### PROBLEM TO SOLVE
In the records below, find each line containing the word "Attachments" and copy it.

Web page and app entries
+---+
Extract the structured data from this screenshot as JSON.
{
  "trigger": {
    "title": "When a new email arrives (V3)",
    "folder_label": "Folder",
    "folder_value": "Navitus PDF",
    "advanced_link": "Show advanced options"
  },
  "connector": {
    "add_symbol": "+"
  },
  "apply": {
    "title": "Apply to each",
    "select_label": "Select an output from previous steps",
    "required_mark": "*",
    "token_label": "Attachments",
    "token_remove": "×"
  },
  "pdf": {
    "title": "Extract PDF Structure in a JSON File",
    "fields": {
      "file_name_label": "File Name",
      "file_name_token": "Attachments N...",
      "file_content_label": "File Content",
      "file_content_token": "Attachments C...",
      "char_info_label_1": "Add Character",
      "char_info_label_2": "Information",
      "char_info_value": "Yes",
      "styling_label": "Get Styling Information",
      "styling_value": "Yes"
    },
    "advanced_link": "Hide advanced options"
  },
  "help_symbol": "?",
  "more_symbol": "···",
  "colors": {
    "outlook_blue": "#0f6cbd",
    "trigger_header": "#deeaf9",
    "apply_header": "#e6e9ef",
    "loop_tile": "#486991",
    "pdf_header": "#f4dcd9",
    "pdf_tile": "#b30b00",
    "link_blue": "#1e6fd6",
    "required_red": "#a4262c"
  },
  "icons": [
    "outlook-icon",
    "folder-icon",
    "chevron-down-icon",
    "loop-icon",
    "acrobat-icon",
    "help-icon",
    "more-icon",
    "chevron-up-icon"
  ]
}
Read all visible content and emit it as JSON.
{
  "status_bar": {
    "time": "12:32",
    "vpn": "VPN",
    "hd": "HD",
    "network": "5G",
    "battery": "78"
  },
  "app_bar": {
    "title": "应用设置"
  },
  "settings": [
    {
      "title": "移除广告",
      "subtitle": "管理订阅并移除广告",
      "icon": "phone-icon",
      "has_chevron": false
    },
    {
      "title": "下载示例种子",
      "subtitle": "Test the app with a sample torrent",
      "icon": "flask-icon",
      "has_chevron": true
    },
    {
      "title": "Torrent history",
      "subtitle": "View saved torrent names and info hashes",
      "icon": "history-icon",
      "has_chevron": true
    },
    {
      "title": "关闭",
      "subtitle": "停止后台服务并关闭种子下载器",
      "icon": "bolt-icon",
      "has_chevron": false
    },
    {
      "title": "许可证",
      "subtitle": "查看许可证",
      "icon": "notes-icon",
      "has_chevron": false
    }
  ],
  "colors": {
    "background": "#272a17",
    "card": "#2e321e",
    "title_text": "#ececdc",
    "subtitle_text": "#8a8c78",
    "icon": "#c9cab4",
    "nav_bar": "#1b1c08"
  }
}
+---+
### RESULT
    "token_label": "Attachments",
      "file_name_token": "Attachments N...",
      "file_content_token": "Attachments C...",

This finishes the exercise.